So all of this confusion over XP mode in Windows 7 has really made my head spin. Do I purchase a business class notebook for thousands of dollars or do I purchase a less than personal use laptop that will run Windows 7 but not in XP mode for hundreds of dollars and possible still breaking a grand on the setup if I go for my dream machine????
I have my big desktop PCs that can run Windows 7 w/XP Mode and they work just fine. I also want a very small PC to be my laptop and break away from my need to keep a desktop replacement notebook of choice and leverage it for blogging, uploading photos on the run and surfing the web while I am not at home. So how do I accomplish that without breaking my back and the bank at the same time? Well that would be a netbook.
The quest actually began with the desire to get a 13" MacBook or a Lenovo Thinkpad X200, but those two PCs are quite expensive and the Lenovo does not even include a DVD/CD drive. So the home market PC became the avenue of choice, but HP and Dell just did not have the combination of size and power that I wanted. The HP DV2 was as close as they came, but I was very uncertain of the AMD Neo Duo chip that does support virtualized PCs, but does not have the power to run multiple applications at once. Dell had a couple of options, but they had Intel processors that were unknown to me and for the money, I wanted a piece of hardware that had a bit of a track record.

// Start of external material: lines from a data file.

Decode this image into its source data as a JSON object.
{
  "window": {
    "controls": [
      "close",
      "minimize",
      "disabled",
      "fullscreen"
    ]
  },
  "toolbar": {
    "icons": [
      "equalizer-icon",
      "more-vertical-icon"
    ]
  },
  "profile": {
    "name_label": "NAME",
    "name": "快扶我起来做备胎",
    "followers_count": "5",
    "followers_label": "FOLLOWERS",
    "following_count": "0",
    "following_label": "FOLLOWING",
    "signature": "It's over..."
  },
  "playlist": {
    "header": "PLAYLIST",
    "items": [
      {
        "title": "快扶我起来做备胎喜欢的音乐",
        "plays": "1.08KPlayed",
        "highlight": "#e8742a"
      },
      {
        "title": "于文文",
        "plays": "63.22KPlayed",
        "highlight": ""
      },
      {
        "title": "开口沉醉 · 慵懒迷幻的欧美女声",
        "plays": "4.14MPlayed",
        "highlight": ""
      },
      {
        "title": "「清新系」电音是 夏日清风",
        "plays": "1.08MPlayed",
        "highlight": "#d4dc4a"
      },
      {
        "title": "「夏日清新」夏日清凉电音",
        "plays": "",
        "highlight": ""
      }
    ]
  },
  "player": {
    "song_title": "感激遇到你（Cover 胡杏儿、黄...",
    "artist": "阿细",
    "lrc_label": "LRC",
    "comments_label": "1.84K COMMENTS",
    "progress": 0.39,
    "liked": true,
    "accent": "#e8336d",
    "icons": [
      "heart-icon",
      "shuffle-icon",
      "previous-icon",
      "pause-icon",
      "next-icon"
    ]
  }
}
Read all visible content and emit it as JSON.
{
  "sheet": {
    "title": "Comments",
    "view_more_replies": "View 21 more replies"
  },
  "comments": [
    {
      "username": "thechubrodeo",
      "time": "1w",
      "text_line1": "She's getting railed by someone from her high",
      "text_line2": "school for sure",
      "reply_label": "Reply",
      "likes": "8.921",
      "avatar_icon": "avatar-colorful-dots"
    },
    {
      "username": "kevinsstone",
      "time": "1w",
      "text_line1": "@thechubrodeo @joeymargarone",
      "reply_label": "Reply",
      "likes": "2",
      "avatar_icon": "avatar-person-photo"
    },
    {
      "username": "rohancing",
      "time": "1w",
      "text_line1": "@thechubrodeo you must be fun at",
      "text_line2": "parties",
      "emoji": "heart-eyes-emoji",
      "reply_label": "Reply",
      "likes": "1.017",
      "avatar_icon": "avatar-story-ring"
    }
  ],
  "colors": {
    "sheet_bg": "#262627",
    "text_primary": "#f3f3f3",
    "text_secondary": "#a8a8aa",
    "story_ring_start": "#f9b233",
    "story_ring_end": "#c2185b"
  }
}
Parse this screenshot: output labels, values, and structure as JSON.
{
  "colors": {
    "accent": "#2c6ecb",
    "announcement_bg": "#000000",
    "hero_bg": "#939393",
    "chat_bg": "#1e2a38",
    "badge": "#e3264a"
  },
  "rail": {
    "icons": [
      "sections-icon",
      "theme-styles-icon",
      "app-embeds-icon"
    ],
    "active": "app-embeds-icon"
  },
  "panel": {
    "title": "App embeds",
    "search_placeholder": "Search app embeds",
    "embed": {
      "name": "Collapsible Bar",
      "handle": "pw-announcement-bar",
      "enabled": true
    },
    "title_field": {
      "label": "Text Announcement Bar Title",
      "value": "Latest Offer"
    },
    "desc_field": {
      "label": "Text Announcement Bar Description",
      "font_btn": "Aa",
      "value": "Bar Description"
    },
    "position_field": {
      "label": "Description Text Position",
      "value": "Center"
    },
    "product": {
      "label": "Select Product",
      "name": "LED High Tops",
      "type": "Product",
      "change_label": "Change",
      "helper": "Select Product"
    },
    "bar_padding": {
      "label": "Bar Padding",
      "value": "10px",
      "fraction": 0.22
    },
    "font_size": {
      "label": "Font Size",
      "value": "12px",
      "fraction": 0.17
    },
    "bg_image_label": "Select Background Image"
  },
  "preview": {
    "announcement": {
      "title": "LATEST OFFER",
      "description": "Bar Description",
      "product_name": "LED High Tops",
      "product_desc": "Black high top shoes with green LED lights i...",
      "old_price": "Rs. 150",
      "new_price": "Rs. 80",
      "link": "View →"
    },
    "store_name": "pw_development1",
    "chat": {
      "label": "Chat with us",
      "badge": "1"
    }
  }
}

Now, truth to be told, I really thought that the 12" screen was a bit big for what I wanted in my new mobile workstation. For that matter, I thought that the 11" netbooks that are all the rage would also be a bit big for what I wanted. So I started looking at the different stores and was trying to see what was available for the money that would fit the bill and suit my needs. The Intel Atom processor at 1.6 GHz was going to be enough to do what I needed considering its power level to PCs that I have owned in the past. The Intel 945 chipset for graphics was also going to be more than adequate because this computer is going to be frozen at the XP level for backward compatibility down the road. And the 10" screens was more than large enough to handle the work that I want to do on this PC. If I need a big screen for a big spreadsheet, I have a pair of 24" monitors that can handle that work on my desktop. For my portable work, I need as small as I can get. And battery life is not a "must", but it would be nice to get more than two hours out of the life of the battery.
The answer came when I found the Acer Aspire One netbook with an 8.9" screen. I was lucky enough to get hold of a model that had a 160GB hard drive, a Gig of ram that is upgradeable, and a few other features (like multi touch track pad) that were rather desirable for a PC that was under $250.00. In fact, even with the carrying case, it was still under that price. Not too shabby considering that this is enough power to run Office 2003, MapPoint with a GPS dongle, and connect to any Bluetooth device that I have with my USB dongle. To say the least, I am quite pleased.
Now, I don't have to worry about having virtualization as a process that is activated on my CPU because I have a tiny little virtual PC in my hands. I have to admit that the tiny keys are a bit tough to hit. Also, I had to remove a bunch of shovel ware include MS Office 2007 to get the little booger to not be too sluggish. I don't mind the extra weight of the 6 cell battery, but it added nearly a half inch to the thickness of the PC. And speaking of batteries, this netbook easily runs for 3.5 hours with most of the power saving features (like dim backlight and low power WiFi) disabled. Not a bad little computer. Most of all, coupling it with my 3G internet service makes it one of the best, most portable computing solutions that I have used.
Kudos to Acer for making the Aspire One a brilliant little computer. The screen is bright and crisp and the PC is rather fast for a micro machine. I am going to enjoy using this netbook for many years to come.